- What the task requires: Write out all of the data without omission, exactly as shown.

- Provided data:

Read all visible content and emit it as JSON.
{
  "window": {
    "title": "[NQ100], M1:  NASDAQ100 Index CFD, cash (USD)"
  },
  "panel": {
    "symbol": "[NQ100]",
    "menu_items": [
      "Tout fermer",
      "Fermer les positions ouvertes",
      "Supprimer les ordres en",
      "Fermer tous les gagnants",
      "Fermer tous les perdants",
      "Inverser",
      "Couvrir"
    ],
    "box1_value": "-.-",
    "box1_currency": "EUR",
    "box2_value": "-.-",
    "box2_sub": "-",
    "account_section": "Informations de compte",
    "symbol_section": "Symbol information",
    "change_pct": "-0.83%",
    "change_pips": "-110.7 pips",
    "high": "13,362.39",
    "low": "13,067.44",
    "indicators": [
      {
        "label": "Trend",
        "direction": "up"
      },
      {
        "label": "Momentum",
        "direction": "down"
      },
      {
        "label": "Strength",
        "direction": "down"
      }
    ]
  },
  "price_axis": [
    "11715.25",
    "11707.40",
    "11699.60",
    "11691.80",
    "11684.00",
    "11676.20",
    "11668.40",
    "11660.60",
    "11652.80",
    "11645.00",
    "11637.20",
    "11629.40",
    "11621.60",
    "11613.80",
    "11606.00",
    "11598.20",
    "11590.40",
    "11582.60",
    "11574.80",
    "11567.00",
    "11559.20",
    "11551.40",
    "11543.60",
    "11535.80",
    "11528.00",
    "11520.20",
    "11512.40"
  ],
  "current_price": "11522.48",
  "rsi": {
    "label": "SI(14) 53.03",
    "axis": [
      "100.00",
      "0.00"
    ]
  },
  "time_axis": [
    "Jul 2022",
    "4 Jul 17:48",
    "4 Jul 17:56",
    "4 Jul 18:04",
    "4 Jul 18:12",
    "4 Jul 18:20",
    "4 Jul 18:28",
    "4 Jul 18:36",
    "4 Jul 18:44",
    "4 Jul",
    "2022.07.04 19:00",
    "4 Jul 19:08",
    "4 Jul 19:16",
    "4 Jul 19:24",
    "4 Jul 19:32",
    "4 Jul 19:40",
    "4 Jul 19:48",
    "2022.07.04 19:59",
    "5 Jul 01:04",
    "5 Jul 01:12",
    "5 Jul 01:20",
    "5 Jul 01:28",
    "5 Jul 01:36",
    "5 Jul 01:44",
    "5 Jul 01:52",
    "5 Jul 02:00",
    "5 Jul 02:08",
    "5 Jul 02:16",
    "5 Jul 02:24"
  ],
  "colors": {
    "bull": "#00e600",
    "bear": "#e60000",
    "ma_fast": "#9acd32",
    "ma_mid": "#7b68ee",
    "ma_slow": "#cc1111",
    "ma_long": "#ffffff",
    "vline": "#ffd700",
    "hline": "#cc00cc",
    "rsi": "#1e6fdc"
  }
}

- Your solution:
Read all visible content and emit it as JSON.
{
  "window": {
    "title": "[NQ100], M1:  NASDAQ100 Index CFD, cash (USD)"
  },
  "panel": {
    "symbol": "[NQ100]",
    "menu_items": [
      "Tout fermer",
      "Fermer les positions ouvertes",
      "Supprimer les ordres en",
      "Fermer tous les gagnants",
      "Fermer tous les perdants",
      "Inverser",
      "Couvrir"
    ],
    "box1_value": "-.-",
    "box1_currency": "EUR",
    "box2_value": "-.-",
    "box2_sub": "-",
    "account_section": "Informations de compte",
    "symbol_section": "Symbol information",
    "change_pct": "-0.83%",
    "change_pips": "-110.7 pips",
    "high": "13,362.39",
    "low": "13,067.44",
    "indicators": [
      {
        "label": "Trend",
        "direction": "up"
      },
      {
        "label": "Momentum",
        "direction": "down"
      },
      {
        "label": "Strength",
        "direction": "down"
      }
    ]
  },
  "price_axis": [
    "11715.25",
    "11707.40",
    "11699.60",
    "11691.80",
    "11684.00",
    "11676.20",
    "11668.40",
    "11660.60",
    "11652.80",
    "11645.00",
    "11637.20",
    "11629.40",
    "11621.60",
    "11613.80",
    "11606.00",
    "11598.20",
    "11590.40",
    "11582.60",
    "11574.80",
    "11567.00",
    "11559.20",
    "11551.40",
    "11543.60",
    "11535.80",
    "11528.00",
    "11520.20",
    "11512.40"
  ],
  "current_price": "11522.48",
  "rsi": {
    "label": "SI(14) 53.03",
    "axis": [
      "100.00",
      "0.00"
    ]
  },
  "time_axis": [
    "Jul 2022",
    "4 Jul 17:48",
    "4 Jul 17:56",
    "4 Jul 18:04",
    "4 Jul 18:12",
    "4 Jul 18:20",
    "4 Jul 18:28",
    "4 Jul 18:36",
    "4 Jul 18:44",
    "4 Jul",
    "2022.07.04 19:00",
    "4 Jul 19:08",
    "4 Jul 19:16",
    "4 Jul 19:24",
    "4 Jul 19:32",
    "4 Jul 19:40",
    "4 Jul 19:48",
    "2022.07.04 19:59",
    "5 Jul 01:04",
    "5 Jul 01:12",
    "5 Jul 01:20",
    "5 Jul 01:28",
    "5 Jul 01:36",
    "5 Jul 01:44",
    "5 Jul 01:52",
    "5 Jul 02:00",
    "5 Jul 02:08",
    "5 Jul 02:16",
    "5 Jul 02:24"
  ],
  "colors": {
    "bull": "#00e600",
    "bear": "#e60000",
    "ma_fast": "#9acd32",
    "ma_mid": "#7b68ee",
    "ma_slow": "#cc1111",
    "ma_long": "#ffffff",
    "vline": "#ffd700",
    "hline": "#cc00cc",
    "rsi": "#1e6fdc"
  }
}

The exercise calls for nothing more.